(Dataset rows describing interfaces)
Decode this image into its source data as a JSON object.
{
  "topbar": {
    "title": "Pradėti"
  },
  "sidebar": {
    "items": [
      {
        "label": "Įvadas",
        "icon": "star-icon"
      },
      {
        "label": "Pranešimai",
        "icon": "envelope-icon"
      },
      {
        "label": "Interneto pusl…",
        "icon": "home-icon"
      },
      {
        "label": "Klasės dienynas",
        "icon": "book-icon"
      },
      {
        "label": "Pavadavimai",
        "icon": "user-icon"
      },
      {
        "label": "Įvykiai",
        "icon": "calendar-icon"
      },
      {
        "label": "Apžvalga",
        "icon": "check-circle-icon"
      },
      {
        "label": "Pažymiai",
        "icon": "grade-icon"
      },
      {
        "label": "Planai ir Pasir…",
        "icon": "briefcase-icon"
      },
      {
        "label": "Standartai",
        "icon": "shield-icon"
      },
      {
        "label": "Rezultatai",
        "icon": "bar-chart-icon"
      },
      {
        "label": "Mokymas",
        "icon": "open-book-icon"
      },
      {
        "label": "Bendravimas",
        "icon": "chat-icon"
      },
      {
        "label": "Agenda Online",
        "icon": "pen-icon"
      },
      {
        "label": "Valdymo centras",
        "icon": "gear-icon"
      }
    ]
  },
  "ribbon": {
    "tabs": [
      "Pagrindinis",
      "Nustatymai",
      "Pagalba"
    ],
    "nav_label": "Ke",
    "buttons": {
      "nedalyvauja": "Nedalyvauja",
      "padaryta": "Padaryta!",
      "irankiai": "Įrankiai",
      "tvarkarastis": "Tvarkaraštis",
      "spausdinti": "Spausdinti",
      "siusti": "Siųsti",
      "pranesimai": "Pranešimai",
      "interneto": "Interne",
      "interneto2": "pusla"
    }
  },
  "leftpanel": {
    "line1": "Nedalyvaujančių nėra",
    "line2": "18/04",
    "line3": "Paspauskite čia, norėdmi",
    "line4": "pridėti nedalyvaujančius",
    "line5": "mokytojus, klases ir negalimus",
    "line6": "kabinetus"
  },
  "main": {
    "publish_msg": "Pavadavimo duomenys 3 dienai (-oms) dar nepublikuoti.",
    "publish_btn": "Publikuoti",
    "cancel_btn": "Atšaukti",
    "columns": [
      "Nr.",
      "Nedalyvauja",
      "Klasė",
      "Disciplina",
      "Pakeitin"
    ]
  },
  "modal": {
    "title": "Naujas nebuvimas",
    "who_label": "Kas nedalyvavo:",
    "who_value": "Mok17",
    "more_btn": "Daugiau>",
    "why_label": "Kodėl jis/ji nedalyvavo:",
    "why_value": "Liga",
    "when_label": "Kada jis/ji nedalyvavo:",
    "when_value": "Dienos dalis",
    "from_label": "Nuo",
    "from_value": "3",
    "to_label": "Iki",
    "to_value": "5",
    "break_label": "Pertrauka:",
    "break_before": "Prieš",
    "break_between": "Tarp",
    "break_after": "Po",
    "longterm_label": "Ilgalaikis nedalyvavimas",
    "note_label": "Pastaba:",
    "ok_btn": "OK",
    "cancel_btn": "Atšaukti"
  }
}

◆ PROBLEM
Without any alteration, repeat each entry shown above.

◆ OUTPUT FOR THIS EXERCISE
Decode this image into its source data as a JSON object.
{
  "topbar": {
    "title": "Pradėti"
  },
  "sidebar": {
    "items": [
      {
        "label": "Įvadas",
        "icon": "star-icon"
      },
      {
        "label": "Pranešimai",
        "icon": "envelope-icon"
      },
      {
        "label": "Interneto pusl…",
        "icon": "home-icon"
      },
      {
        "label": "Klasės dienynas",
        "icon": "book-icon"
      },
      {
        "label": "Pavadavimai",
        "icon": "user-icon"
      },
      {
        "label": "Įvykiai",
        "icon": "calendar-icon"
      },
      {
        "label": "Apžvalga",
        "icon": "check-circle-icon"
      },
      {
        "label": "Pažymiai",
        "icon": "grade-icon"
      },
      {
        "label": "Planai ir Pasir…",
        "icon": "briefcase-icon"
      },
      {
        "label": "Standartai",
        "icon": "shield-icon"
      },
      {
        "label": "Rezultatai",
        "icon": "bar-chart-icon"
      },
      {
        "label": "Mokymas",
        "icon": "open-book-icon"
      },
      {
        "label": "Bendravimas",
        "icon": "chat-icon"
      },
      {
        "label": "Agenda Online",
        "icon": "pen-icon"
      },
      {
        "label": "Valdymo centras",
        "icon": "gear-icon"
      }
    ]
  },
  "ribbon": {
    "tabs": [
      "Pagrindinis",
      "Nustatymai",
      "Pagalba"
    ],
    "nav_label": "Ke",
    "buttons": {
      "nedalyvauja": "Nedalyvauja",
      "padaryta": "Padaryta!",
      "irankiai": "Įrankiai",
      "tvarkarastis": "Tvarkaraštis",
      "spausdinti": "Spausdinti",
      "siusti": "Siųsti",
      "pranesimai": "Pranešimai",
      "interneto": "Interne",
      "interneto2": "pusla"
    }
  },
  "leftpanel": {
    "line1": "Nedalyvaujančių nėra",
    "line2": "18/04",
    "line3": "Paspauskite čia, norėdmi",
    "line4": "pridėti nedalyvaujančius",
    "line5": "mokytojus, klases ir negalimus",
    "line6": "kabinetus"
  },
  "main": {
    "publish_msg": "Pavadavimo duomenys 3 dienai (-oms) dar nepublikuoti.",
    "publish_btn": "Publikuoti",
    "cancel_btn": "Atšaukti",
    "columns": [
      "Nr.",
      "Nedalyvauja",
      "Klasė",
      "Disciplina",
      "Pakeitin"
    ]
  },
  "modal": {
    "title": "Naujas nebuvimas",
    "who_label": "Kas nedalyvavo:",
    "who_value": "Mok17",
    "more_btn": "Daugiau>",
    "why_label": "Kodėl jis/ji nedalyvavo:",
    "why_value": "Liga",
    "when_label": "Kada jis/ji nedalyvavo:",
    "when_value": "Dienos dalis",
    "from_label": "Nuo",
    "from_value": "3",
    "to_label": "Iki",
    "to_value": "5",
    "break_label": "Pertrauka:",
    "break_before": "Prieš",
    "break_between": "Tarp",
    "break_after": "Po",
    "longterm_label": "Ilgalaikis nedalyvavimas",
    "note_label": "Pastaba:",
    "ok_btn": "OK",
    "cancel_btn": "Atšaukti"
  }
}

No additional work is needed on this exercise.